ENTRIES PROVIDED —
┄┄┄┄┄┄┄┄┄┄┄┄┄┄┄┄┄┄┄┄
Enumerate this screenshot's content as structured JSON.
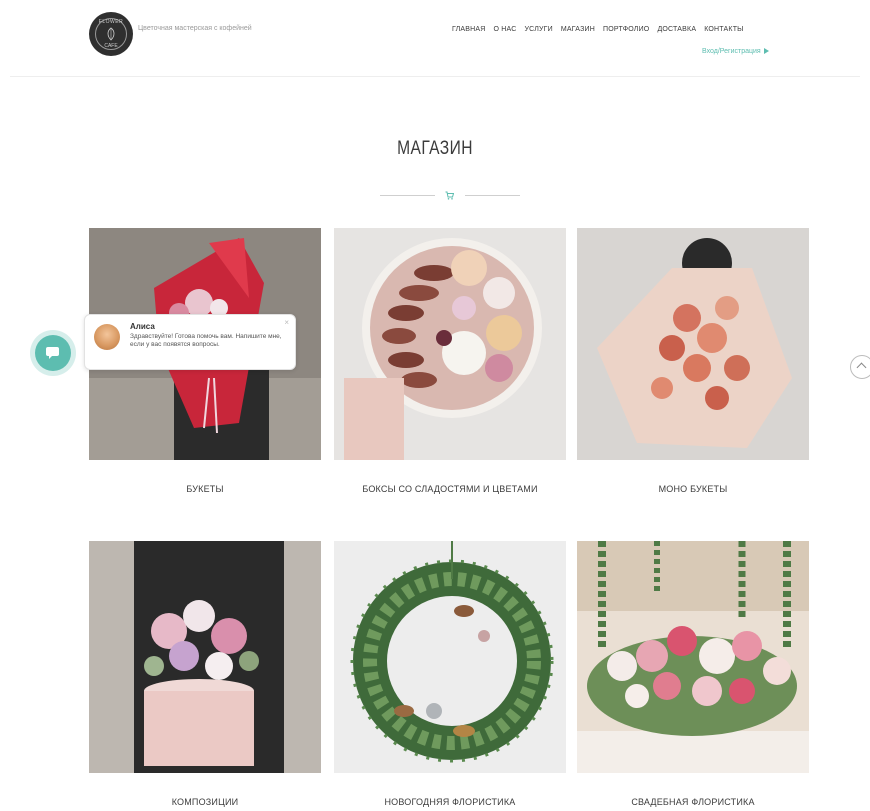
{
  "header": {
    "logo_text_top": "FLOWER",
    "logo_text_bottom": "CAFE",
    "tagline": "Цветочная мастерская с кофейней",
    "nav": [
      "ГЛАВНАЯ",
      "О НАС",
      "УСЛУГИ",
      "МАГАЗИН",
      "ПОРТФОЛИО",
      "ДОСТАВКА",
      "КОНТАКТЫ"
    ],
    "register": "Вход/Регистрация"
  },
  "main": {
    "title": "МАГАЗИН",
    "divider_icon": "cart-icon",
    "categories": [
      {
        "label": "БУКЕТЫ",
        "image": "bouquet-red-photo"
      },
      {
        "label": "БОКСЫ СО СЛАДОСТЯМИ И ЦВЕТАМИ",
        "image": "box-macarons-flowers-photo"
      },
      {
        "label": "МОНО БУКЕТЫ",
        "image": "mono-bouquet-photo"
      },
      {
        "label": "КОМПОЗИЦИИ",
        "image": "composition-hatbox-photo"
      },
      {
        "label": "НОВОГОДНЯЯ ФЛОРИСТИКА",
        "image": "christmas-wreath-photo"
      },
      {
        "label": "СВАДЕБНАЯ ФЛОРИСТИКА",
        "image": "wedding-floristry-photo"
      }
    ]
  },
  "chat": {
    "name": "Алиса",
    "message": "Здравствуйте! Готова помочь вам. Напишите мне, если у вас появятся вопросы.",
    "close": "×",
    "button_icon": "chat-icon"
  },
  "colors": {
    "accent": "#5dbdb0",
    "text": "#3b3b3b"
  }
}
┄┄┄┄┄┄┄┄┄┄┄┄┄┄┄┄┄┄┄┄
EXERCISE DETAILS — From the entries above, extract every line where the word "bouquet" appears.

SOLUTION TO THE EXERCISE —
        "image": "bouquet-red-photo"
        "image": "mono-bouquet-photo"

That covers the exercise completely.